The healthcare version of the methodology required substantial modification because of the dual organization structures (medical and administrative) in most healthcare providers. That requires the ability to deal with the different project objectives of the administrators and the medical staff. I had to know how to resolve those differences or the project would produce very little value for the organization. My focus on measured deliverables continued but I had to deal with the differences between the administrative and medical organizations in managing every aspect of the project. The issues I addressed in the risk management process were also different. So are the team management challenges because teams are composed of both care-givers and administrative decision-makers.
The most recent adaptation of my methodology is for consulting projects. The principal addition to the methodology is on change control. Specifically, my techniques are aimed at getting paid for changes to the project plan. I achieved this goal while maintaining positive client relations that included a continuing flow of projects. The stories in this book teach you how to do it.

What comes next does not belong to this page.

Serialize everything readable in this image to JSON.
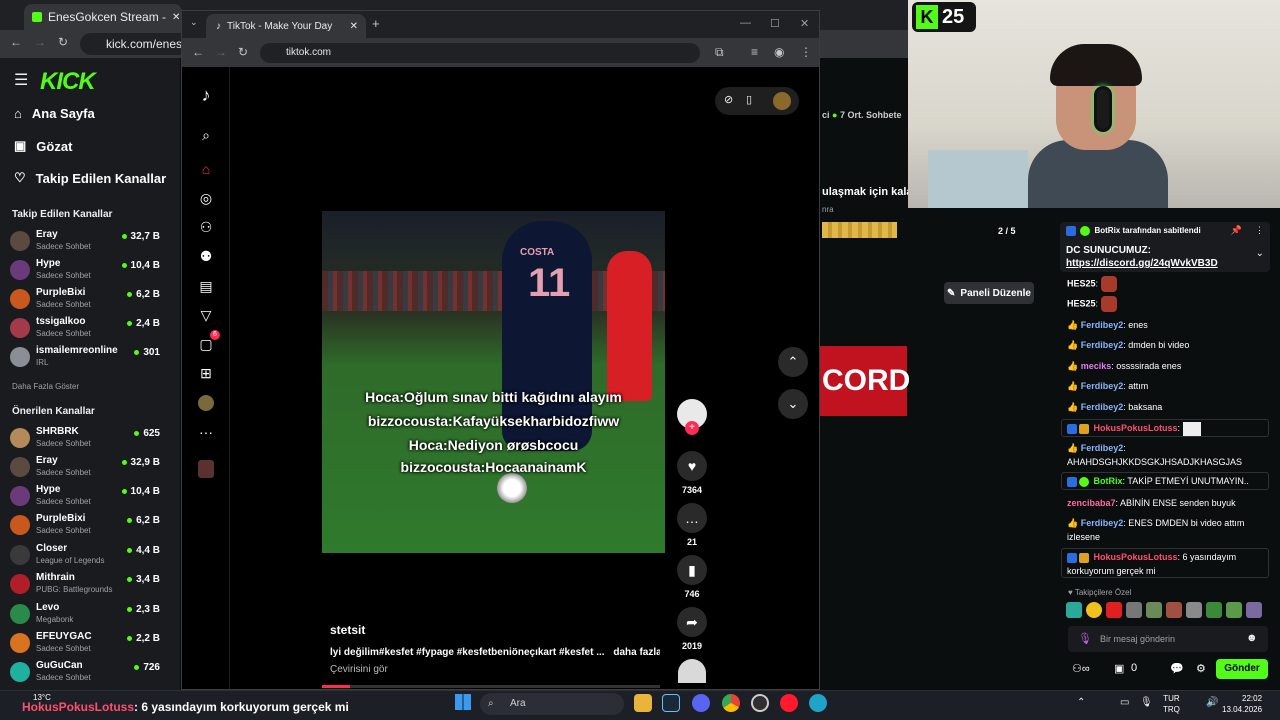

I have written two additional textbooks. One addresses the management of multi-project programs and portfolios. It focuses on the best practices for organizations to use. It covers project initiation, planning, setting project priorities and allocating resources based on those priorities. I also cover techniques for evaluating a portfolio of projects and balancing it to fit the corporate strategy. There is a heavy focus on techniques for persuading executives to adopt those best practices even at the cost of restrictions on their ability to start new projects.
The other is a reference book of the methodology and all the tools and techniques. It has 132 scenarios of project situations and explains how to apply the methodology to each one. These are real project situations. I wrote this book as a reference for project managers encountering common and unique situations.
Example of story-based learning
All of my books use story-based learning. For example, you learn about the critical path technique in the context of a real project aimed at cutting delivery times. The executive sponsor has promised customers a two-week delivery time starting on June 1. The project manager has calculated that without changing the budget, staff and/or scope the project team can’t deliver that service level until July 1. You’ll read how the project manager assesses the situation, calculates the schedule options, and subtly guides the sponsor to a good decision in this real project situation.
Click a link above to read a few pages of any of the books and see if story-based learning works for you.